§ **Your goal**
Copy each line of the records that contains the word "data".

§ **Extracted records**
--

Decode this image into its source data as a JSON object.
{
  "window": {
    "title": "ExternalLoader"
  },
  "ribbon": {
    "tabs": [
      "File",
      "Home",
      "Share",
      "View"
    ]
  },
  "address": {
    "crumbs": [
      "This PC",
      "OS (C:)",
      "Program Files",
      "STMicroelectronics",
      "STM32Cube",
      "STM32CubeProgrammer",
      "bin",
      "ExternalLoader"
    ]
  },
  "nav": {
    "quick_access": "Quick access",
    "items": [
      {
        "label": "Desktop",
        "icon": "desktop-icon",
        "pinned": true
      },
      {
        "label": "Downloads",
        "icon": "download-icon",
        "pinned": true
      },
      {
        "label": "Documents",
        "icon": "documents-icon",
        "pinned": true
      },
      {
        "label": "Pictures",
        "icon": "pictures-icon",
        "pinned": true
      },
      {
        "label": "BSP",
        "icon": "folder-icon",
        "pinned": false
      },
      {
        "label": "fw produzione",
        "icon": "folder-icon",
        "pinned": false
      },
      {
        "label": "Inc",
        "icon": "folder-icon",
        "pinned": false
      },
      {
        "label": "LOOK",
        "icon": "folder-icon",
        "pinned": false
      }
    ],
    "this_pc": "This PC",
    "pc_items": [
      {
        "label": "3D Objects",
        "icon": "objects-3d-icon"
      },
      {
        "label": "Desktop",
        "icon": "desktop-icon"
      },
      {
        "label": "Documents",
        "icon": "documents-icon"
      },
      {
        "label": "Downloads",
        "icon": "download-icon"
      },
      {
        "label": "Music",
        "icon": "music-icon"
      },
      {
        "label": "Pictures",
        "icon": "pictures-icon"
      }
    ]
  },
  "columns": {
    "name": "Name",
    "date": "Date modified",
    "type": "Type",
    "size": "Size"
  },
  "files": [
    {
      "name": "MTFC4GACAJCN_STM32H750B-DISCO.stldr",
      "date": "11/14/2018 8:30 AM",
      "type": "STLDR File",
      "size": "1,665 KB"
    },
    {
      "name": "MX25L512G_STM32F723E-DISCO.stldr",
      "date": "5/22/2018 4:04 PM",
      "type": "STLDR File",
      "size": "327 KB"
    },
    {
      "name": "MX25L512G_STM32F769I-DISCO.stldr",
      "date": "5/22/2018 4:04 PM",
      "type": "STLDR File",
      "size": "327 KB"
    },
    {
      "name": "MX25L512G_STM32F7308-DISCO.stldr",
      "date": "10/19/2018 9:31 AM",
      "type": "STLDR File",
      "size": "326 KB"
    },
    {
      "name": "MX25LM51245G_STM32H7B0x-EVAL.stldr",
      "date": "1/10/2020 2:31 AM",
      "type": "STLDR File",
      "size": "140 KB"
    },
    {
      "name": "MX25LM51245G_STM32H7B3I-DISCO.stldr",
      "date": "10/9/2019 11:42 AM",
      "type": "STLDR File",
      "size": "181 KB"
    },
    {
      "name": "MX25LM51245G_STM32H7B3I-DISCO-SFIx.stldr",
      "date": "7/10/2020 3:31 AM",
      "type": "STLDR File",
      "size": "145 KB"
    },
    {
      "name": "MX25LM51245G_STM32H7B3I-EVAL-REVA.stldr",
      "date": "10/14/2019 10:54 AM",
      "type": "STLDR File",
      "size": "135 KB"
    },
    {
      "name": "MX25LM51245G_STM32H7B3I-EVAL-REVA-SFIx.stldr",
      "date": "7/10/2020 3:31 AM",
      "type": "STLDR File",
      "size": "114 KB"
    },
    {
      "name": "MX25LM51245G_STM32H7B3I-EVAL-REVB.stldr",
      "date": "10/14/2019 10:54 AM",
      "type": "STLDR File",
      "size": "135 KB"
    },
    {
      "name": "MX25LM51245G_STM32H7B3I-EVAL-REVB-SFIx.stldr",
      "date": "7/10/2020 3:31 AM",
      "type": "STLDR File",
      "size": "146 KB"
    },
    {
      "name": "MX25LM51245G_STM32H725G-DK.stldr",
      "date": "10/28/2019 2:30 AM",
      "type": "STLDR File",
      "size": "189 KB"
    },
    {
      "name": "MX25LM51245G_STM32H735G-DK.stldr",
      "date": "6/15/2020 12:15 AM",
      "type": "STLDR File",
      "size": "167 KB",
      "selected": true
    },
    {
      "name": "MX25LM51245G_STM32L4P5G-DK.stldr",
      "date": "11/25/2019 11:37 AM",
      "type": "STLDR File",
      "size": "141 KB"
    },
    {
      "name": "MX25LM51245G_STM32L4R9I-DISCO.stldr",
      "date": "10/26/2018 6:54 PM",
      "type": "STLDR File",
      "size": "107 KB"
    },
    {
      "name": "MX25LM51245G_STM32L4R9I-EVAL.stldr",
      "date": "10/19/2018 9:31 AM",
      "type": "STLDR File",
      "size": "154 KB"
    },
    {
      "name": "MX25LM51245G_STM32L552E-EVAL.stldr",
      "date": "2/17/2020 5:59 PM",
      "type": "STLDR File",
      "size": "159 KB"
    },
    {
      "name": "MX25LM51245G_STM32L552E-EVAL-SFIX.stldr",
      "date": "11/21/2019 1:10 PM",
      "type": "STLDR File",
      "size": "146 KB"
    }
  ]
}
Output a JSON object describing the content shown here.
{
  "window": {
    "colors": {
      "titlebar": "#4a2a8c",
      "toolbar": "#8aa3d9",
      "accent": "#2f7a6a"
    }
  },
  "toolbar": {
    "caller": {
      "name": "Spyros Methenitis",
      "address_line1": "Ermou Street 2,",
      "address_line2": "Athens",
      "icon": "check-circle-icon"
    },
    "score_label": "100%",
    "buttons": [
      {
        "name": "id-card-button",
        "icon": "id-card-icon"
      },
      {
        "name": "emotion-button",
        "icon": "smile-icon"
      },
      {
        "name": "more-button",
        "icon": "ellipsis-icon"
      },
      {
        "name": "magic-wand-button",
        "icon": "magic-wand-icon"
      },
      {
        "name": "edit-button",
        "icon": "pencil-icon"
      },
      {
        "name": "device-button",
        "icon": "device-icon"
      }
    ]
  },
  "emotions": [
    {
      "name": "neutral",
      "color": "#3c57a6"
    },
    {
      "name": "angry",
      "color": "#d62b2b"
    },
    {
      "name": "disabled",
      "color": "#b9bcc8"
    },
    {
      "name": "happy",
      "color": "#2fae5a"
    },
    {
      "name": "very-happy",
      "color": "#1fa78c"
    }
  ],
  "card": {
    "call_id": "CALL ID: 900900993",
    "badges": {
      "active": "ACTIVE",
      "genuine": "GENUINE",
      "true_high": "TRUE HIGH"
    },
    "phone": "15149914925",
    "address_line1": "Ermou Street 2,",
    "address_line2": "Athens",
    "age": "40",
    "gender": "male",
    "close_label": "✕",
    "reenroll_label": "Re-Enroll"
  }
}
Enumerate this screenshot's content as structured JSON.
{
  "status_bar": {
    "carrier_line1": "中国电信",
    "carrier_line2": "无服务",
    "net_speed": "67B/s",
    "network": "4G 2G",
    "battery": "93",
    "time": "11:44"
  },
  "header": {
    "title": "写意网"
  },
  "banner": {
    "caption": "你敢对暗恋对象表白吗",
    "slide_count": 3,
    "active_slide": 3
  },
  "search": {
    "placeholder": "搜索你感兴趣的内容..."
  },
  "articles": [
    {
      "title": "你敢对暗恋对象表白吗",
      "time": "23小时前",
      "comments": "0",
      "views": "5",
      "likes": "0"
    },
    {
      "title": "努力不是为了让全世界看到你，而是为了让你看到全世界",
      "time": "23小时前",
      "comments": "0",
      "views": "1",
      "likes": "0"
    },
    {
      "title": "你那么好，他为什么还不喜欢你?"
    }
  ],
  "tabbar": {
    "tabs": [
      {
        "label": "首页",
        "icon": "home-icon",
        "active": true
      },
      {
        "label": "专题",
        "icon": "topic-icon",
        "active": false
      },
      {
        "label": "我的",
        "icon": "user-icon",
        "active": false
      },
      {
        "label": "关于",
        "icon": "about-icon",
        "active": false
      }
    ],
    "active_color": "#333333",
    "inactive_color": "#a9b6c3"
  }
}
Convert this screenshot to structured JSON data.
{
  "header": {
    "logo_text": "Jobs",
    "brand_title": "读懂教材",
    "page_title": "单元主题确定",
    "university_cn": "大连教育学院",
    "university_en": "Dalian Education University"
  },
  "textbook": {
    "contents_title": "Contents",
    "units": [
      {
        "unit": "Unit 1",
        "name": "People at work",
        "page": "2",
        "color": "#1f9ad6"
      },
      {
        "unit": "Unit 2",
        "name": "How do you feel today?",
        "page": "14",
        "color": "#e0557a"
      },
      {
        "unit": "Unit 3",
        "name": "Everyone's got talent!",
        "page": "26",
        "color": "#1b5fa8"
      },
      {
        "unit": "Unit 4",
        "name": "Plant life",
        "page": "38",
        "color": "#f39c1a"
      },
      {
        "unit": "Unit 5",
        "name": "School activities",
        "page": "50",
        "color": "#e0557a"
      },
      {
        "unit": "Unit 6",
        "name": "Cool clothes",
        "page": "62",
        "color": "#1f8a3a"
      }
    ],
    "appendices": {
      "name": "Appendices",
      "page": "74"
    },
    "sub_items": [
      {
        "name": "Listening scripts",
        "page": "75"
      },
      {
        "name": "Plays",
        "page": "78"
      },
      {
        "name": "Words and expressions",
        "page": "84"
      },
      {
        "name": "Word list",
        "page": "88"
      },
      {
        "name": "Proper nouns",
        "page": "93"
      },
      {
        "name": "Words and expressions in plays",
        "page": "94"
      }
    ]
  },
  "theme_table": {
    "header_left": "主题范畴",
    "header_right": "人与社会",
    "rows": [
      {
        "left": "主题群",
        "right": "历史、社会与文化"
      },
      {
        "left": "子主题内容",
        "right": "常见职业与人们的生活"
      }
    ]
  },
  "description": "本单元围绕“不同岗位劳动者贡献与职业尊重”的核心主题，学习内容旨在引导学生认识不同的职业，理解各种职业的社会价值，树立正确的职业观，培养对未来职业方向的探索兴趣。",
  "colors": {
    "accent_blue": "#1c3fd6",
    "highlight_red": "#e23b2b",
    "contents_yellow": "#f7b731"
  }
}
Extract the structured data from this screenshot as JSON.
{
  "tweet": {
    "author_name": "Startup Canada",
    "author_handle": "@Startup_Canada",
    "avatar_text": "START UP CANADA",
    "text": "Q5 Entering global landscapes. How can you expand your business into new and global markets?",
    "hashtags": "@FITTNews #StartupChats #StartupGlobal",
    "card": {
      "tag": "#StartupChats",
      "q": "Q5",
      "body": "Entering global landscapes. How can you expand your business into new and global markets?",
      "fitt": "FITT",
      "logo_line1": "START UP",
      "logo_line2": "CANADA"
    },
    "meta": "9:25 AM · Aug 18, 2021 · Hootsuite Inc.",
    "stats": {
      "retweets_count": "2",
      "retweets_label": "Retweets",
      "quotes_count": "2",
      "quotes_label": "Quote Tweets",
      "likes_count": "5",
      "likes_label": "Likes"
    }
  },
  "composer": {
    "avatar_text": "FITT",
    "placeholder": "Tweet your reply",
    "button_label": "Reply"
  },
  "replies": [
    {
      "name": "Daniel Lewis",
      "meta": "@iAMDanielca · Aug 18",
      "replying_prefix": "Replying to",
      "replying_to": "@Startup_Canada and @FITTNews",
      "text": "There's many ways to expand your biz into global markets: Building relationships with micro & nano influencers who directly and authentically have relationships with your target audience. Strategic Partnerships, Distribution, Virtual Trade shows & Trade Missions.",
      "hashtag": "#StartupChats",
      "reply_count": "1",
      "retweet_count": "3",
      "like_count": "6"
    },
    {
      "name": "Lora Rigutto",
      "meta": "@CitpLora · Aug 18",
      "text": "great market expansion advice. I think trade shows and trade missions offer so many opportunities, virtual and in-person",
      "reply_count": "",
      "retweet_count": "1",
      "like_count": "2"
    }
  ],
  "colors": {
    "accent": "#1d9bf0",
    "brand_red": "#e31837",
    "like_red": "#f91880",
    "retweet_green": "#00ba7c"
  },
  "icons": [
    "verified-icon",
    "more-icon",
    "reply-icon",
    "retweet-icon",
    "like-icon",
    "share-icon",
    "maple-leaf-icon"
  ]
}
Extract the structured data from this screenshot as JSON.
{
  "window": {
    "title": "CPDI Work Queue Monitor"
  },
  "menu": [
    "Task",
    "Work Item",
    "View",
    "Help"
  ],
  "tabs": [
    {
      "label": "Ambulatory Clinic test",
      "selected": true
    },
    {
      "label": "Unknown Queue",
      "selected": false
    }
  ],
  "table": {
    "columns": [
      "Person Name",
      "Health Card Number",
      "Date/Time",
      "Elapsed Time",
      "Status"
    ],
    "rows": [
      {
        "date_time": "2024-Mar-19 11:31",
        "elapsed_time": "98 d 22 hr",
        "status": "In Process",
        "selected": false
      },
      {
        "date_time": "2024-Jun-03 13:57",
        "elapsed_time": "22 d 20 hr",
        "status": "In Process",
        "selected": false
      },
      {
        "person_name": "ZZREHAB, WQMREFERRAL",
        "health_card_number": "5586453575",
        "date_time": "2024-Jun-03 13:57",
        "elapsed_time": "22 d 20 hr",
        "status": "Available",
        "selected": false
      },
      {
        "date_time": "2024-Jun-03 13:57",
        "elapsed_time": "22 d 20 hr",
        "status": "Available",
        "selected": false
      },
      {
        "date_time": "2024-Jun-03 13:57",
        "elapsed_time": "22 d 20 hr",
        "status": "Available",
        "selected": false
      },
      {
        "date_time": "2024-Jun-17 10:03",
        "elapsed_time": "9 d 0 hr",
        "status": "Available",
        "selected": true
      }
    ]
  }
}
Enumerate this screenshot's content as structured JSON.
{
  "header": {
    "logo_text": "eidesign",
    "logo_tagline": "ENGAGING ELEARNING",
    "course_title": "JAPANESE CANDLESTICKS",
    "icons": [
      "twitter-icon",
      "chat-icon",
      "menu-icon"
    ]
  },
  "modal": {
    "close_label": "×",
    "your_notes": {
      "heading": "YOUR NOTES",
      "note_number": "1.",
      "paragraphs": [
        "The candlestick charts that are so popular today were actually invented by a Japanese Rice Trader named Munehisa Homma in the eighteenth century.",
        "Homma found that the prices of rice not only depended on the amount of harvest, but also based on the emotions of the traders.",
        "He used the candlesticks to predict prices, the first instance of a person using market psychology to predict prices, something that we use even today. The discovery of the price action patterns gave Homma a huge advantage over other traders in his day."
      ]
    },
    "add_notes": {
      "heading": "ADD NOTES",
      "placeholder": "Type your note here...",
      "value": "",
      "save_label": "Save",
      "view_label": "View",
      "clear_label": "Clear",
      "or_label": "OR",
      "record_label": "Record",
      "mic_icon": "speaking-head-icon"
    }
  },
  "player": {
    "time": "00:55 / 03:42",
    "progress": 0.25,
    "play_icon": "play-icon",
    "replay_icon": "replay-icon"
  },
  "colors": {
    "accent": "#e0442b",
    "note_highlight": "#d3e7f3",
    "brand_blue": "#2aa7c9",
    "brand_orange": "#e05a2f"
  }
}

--

§ **Solution to this problem**
Decode this image into its source data as a JSON object.
Convert this screenshot to structured JSON data.
Extract the structured data from this screenshot as JSON.
Extract the structured data from this screenshot as JSON.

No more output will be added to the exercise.